**EXTRACTED MATERIAL**
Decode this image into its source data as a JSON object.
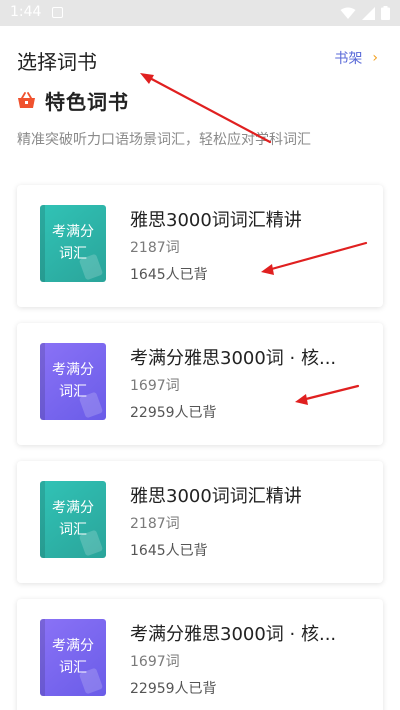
{
  "status_bar": {
    "time": "1:44"
  },
  "header": {
    "title": "选择词书",
    "shelf_label": "书架"
  },
  "feature": {
    "title": "特色词书",
    "description": "精准突破听力口语场景词汇，轻松应对学科词汇"
  },
  "books": [
    {
      "name": "雅思3000词词汇精讲",
      "word_count": "2187词",
      "learners": "1645人已背",
      "cover_line1": "考满分",
      "cover_line2": "词汇",
      "cover_color": "teal"
    },
    {
      "name": "考满分雅思3000词 · 核...",
      "word_count": "1697词",
      "learners": "22959人已背",
      "cover_line1": "考满分",
      "cover_line2": "词汇",
      "cover_color": "purple"
    },
    {
      "name": "雅思3000词词汇精讲",
      "word_count": "2187词",
      "learners": "1645人已背",
      "cover_line1": "考满分",
      "cover_line2": "词汇",
      "cover_color": "teal"
    },
    {
      "name": "考满分雅思3000词 · 核...",
      "word_count": "1697词",
      "learners": "22959人已背",
      "cover_line1": "考满分",
      "cover_line2": "词汇",
      "cover_color": "purple"
    }
  ],
  "colors": {
    "accent": "#5a6ad8",
    "chevron": "#f2a01e",
    "basket": "#f0522e",
    "annotation_arrow": "#e02020"
  }
}
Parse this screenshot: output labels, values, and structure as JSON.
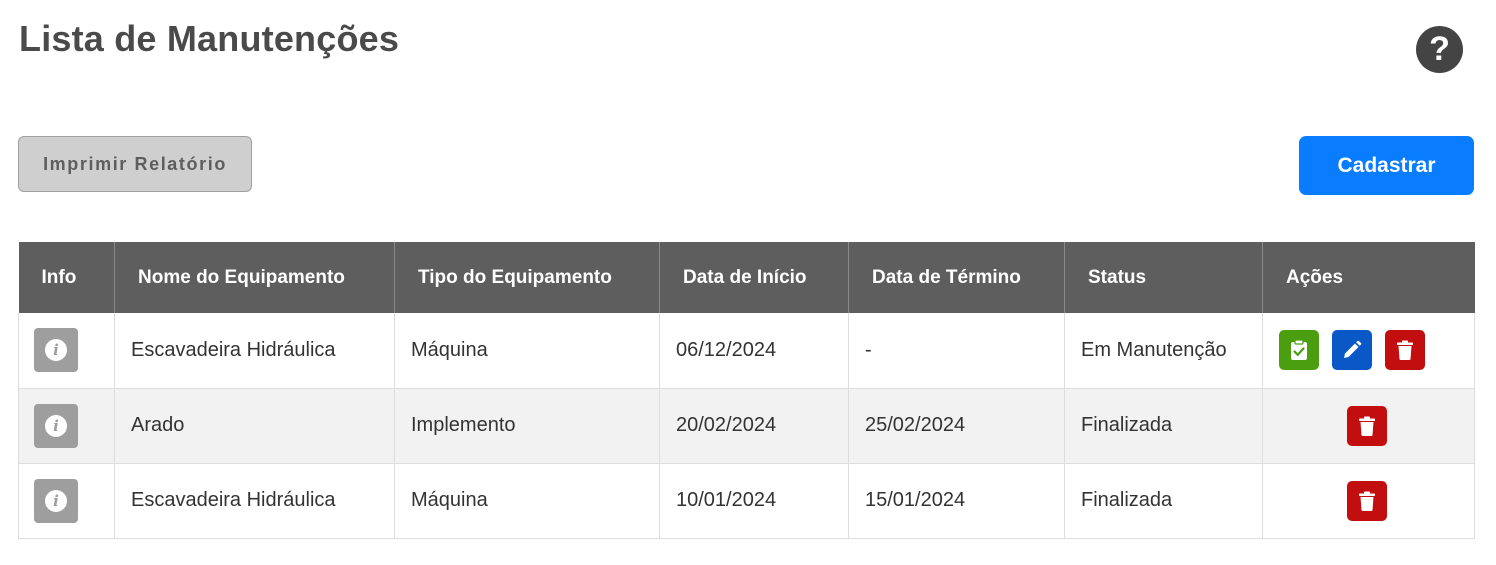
{
  "header": {
    "title": "Lista de Manutenções",
    "help_symbol": "?"
  },
  "toolbar": {
    "print_label": "Imprimir Relatório",
    "register_label": "Cadastrar"
  },
  "table": {
    "columns": [
      "Info",
      "Nome do Equipamento",
      "Tipo do Equipamento",
      "Data de Início",
      "Data de Término",
      "Status",
      "Ações"
    ],
    "rows": [
      {
        "equipment_name": "Escavadeira Hidráulica",
        "equipment_type": "Máquina",
        "start_date": "06/12/2024",
        "end_date": "-",
        "status": "Em Manutenção",
        "actions": [
          "finish",
          "edit",
          "delete"
        ]
      },
      {
        "equipment_name": "Arado",
        "equipment_type": "Implemento",
        "start_date": "20/02/2024",
        "end_date": "25/02/2024",
        "status": "Finalizada",
        "actions": [
          "delete"
        ]
      },
      {
        "equipment_name": "Escavadeira Hidráulica",
        "equipment_type": "Máquina",
        "start_date": "10/01/2024",
        "end_date": "15/01/2024",
        "status": "Finalizada",
        "actions": [
          "delete"
        ]
      }
    ]
  },
  "icons": {
    "help": "question-circle-icon",
    "info": "info-circle-icon",
    "finish": "clipboard-check-icon",
    "edit": "pencil-icon",
    "delete": "trash-icon"
  },
  "colors": {
    "header_bg": "#5e5e5e",
    "primary": "#0a7cff",
    "finish": "#4b9e0f",
    "edit": "#0a57c8",
    "delete": "#c20e0e",
    "info": "#9e9e9e"
  }
}
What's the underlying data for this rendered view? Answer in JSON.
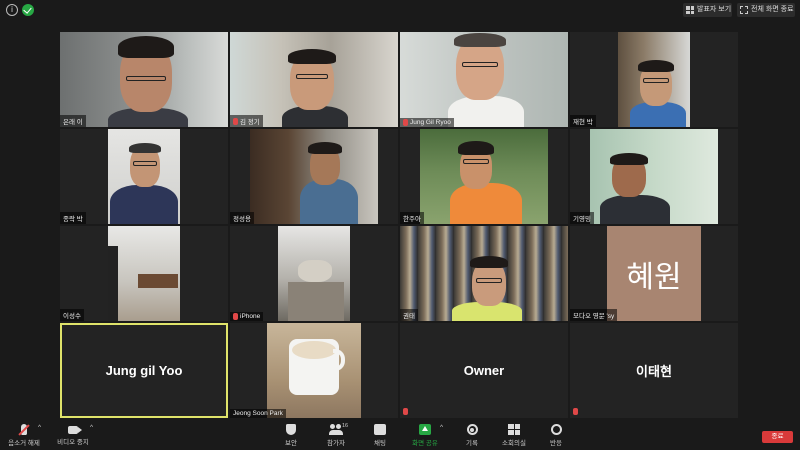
{
  "top_bar": {
    "speaker_view_label": "발표자 보기",
    "fullscreen_label": "전체 화면 종료"
  },
  "participants": [
    {
      "name": "은래 이",
      "muted": false
    },
    {
      "name": "김 정기",
      "muted": true
    },
    {
      "name": "Jung Gil Ryoo",
      "muted": true
    },
    {
      "name": "재현 박",
      "muted": false
    },
    {
      "name": "종락 박",
      "muted": false
    },
    {
      "name": "정성용",
      "muted": false
    },
    {
      "name": "한주아",
      "muted": false
    },
    {
      "name": "기영밍",
      "muted": false
    },
    {
      "name": "이성수",
      "muted": false
    },
    {
      "name": "iPhone",
      "muted": true
    },
    {
      "name": "권태",
      "muted": false
    },
    {
      "name": "모다오 영문 'sy",
      "muted": false,
      "initial": "혜원"
    },
    {
      "name": "Jung gil Yoo",
      "muted": false
    },
    {
      "name": "Jeong Soon Park",
      "muted": false
    },
    {
      "name": "Owner",
      "muted": true
    },
    {
      "name": "이태현",
      "muted": true
    }
  ],
  "toolbar": {
    "unmute_label": "음소거 해제",
    "stop_video_label": "비디오 중지",
    "security_label": "보안",
    "participants_label": "참가자",
    "participants_count": "16",
    "chat_label": "채팅",
    "share_screen_label": "화면 공유",
    "record_label": "기록",
    "breakout_label": "소회의실",
    "reactions_label": "반응",
    "end_label": "종료"
  },
  "colors": {
    "active_speaker_border": "#dfe36a",
    "end_button": "#d93a3a",
    "share_screen_green": "#27a844",
    "mute_red": "#e04848"
  }
}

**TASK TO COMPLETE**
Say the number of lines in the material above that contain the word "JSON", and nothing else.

**FINISHED EXERCISE**
3